However, the Massachusetts Supreme Judicial Court, which has the authority to impose administrative discipline against state judges, didn’t follow the commission’s 2020 recommendation and instead allowed Sushchyk to continue receiving his annual $185,000 judge’s salary while keeping him on administrative suspension during the investigation.

It wasn’t until March 23 that the court ordered Sushchyk be taken off the state’s payroll and issued a ruling that it found there was sufficient evidence that Sushchyk engaged in “intentional, nonconsensual, and unwelcome touching” of his female co-worker.

The court didn’t recommend terminating Sushchyk as a judge.

In its decision, the court indicated that Sushchyk was only being suspended without pay for a “reasonable time to permit the executive and legislative branches to consider, ‘if they wish,’ whether [Sushchyk] should retain his judicial office.”

It also didn’t follow the judicial conduct commission’s recommendation that Sushchyk be publicly reprimanded and be ordered to reimburse the state for the commission’s investigation.

“We do not adopt the commission’s recommendations that the respondent be censured publicly and ordered to pay the commission’s costs because we believe the objectives of those sanctions effectively have been achieved by the sanction we have imposed,” the court wrote in its order.

Sushchyk served for less than a year on the bench before he was accused.

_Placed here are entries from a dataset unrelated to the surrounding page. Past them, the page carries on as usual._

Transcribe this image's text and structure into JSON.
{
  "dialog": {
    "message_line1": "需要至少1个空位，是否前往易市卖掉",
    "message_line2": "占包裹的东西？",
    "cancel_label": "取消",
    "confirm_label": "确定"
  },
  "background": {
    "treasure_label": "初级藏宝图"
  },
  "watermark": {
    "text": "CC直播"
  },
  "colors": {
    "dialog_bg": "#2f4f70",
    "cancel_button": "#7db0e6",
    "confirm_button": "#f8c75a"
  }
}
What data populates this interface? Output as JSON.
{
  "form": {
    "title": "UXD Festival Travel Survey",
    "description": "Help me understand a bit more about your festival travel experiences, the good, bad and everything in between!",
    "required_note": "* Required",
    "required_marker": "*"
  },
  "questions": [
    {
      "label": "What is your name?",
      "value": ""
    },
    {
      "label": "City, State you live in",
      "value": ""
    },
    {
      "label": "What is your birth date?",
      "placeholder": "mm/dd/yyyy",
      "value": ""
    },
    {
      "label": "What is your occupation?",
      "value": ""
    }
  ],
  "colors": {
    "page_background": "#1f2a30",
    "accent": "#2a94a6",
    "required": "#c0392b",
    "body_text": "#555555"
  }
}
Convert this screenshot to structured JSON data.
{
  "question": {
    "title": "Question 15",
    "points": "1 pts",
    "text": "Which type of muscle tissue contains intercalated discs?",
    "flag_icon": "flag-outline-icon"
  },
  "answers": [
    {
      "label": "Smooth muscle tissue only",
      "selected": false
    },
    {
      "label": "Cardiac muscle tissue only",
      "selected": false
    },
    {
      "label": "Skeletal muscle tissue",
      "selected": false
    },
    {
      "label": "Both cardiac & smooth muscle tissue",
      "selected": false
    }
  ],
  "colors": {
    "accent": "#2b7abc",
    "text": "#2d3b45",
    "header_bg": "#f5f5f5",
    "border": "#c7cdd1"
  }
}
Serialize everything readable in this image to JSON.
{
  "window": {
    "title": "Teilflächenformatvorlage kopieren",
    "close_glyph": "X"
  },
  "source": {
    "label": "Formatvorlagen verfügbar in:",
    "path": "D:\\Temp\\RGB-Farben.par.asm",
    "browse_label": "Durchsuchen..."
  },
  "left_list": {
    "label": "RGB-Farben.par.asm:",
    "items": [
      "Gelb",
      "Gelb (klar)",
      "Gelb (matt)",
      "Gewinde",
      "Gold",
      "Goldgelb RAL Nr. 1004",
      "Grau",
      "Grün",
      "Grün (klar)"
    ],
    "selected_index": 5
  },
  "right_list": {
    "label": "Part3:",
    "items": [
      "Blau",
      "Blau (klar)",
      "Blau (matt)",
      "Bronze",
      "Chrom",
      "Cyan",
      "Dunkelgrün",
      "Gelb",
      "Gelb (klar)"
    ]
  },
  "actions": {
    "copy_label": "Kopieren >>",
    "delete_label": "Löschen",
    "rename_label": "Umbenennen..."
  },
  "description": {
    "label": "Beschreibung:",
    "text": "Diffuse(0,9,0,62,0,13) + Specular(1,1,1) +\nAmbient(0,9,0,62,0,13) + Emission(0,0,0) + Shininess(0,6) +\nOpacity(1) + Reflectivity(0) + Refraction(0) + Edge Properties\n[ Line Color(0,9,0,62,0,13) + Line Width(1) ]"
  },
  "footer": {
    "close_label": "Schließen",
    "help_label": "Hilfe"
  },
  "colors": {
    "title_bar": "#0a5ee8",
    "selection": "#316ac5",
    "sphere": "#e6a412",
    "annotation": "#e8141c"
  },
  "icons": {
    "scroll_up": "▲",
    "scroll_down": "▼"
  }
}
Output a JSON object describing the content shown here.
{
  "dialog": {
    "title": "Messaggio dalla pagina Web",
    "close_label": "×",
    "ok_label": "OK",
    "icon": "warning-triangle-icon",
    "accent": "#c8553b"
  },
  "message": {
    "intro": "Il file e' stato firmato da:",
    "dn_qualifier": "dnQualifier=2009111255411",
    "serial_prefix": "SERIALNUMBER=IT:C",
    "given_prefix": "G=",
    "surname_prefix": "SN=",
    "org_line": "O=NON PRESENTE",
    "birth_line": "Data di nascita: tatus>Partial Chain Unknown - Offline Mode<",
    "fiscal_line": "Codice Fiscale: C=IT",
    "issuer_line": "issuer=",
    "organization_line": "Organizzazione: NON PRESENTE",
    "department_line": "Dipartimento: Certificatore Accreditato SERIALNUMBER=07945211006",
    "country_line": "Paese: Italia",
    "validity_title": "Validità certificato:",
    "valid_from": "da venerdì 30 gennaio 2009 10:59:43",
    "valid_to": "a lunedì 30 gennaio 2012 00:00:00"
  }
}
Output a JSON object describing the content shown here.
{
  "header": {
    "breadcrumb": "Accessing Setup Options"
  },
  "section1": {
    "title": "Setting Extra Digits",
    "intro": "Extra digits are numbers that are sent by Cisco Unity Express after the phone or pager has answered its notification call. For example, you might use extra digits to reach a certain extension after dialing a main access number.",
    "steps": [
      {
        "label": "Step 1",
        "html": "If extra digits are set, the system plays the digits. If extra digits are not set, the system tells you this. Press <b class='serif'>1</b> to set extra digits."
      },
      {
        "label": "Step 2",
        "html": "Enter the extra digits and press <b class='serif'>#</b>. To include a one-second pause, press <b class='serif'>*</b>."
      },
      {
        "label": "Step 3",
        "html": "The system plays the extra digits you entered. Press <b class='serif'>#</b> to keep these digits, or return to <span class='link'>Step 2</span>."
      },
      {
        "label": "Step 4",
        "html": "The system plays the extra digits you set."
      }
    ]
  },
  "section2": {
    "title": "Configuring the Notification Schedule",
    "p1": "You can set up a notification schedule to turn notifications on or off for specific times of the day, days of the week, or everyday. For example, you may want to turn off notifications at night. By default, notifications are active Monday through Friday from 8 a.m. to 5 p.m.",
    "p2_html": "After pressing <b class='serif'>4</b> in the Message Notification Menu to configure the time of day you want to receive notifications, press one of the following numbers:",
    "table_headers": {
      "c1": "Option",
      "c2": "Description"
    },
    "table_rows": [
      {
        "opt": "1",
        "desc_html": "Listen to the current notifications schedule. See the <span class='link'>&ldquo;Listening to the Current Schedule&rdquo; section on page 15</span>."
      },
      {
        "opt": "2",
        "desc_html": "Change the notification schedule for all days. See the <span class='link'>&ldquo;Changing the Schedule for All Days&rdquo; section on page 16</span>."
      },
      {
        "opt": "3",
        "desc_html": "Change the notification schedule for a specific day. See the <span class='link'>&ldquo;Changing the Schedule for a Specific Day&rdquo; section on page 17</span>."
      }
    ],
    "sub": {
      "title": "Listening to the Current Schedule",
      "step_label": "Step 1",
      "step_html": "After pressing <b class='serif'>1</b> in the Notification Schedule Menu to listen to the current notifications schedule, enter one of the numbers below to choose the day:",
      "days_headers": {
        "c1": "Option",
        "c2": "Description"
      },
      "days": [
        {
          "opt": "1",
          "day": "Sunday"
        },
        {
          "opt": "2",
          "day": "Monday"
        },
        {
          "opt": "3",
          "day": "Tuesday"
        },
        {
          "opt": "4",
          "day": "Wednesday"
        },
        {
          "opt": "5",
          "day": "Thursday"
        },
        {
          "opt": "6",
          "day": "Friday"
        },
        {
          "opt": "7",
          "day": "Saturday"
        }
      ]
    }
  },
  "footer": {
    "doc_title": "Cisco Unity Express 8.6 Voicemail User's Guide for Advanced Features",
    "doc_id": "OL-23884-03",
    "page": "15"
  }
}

Alice Giordano is a former news correspondent for The Boston Globe, Associated Press, and New England bureau of The New York Times.